# [TASK TO CARRY OUT]
Look for the word "Flexify" in the data below, and copy every line that holds it.

--- MATERIAL PROVIDED ---

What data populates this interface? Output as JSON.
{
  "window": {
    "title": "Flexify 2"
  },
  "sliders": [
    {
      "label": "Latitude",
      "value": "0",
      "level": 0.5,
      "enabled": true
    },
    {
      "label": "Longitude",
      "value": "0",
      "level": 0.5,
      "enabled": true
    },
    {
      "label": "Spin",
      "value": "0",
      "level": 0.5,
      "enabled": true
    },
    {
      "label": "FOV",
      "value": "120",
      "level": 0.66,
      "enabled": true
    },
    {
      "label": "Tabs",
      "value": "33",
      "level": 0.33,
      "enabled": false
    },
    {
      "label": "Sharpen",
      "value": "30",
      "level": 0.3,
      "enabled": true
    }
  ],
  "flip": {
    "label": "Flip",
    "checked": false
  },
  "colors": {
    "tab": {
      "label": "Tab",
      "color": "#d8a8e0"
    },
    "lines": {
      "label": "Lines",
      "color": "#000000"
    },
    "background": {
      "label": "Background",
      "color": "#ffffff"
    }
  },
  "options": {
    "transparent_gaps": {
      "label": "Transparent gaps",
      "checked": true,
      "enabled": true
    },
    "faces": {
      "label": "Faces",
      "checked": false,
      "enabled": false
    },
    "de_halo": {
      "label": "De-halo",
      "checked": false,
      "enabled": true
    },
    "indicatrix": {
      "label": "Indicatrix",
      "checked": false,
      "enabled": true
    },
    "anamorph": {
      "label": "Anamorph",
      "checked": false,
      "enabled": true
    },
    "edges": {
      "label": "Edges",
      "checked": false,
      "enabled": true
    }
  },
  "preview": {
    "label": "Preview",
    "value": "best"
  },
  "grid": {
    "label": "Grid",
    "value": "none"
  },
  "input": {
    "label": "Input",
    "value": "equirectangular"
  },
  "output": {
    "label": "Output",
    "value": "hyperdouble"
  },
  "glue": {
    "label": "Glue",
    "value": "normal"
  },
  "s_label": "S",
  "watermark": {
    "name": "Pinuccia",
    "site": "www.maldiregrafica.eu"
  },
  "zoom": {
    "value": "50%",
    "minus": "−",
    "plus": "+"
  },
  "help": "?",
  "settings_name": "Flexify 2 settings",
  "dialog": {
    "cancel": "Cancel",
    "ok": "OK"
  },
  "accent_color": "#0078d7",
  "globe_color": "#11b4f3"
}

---

# [WRITTEN RESPONSE]
    "title": "Flexify 2"
  "settings_name": "Flexify 2 settings",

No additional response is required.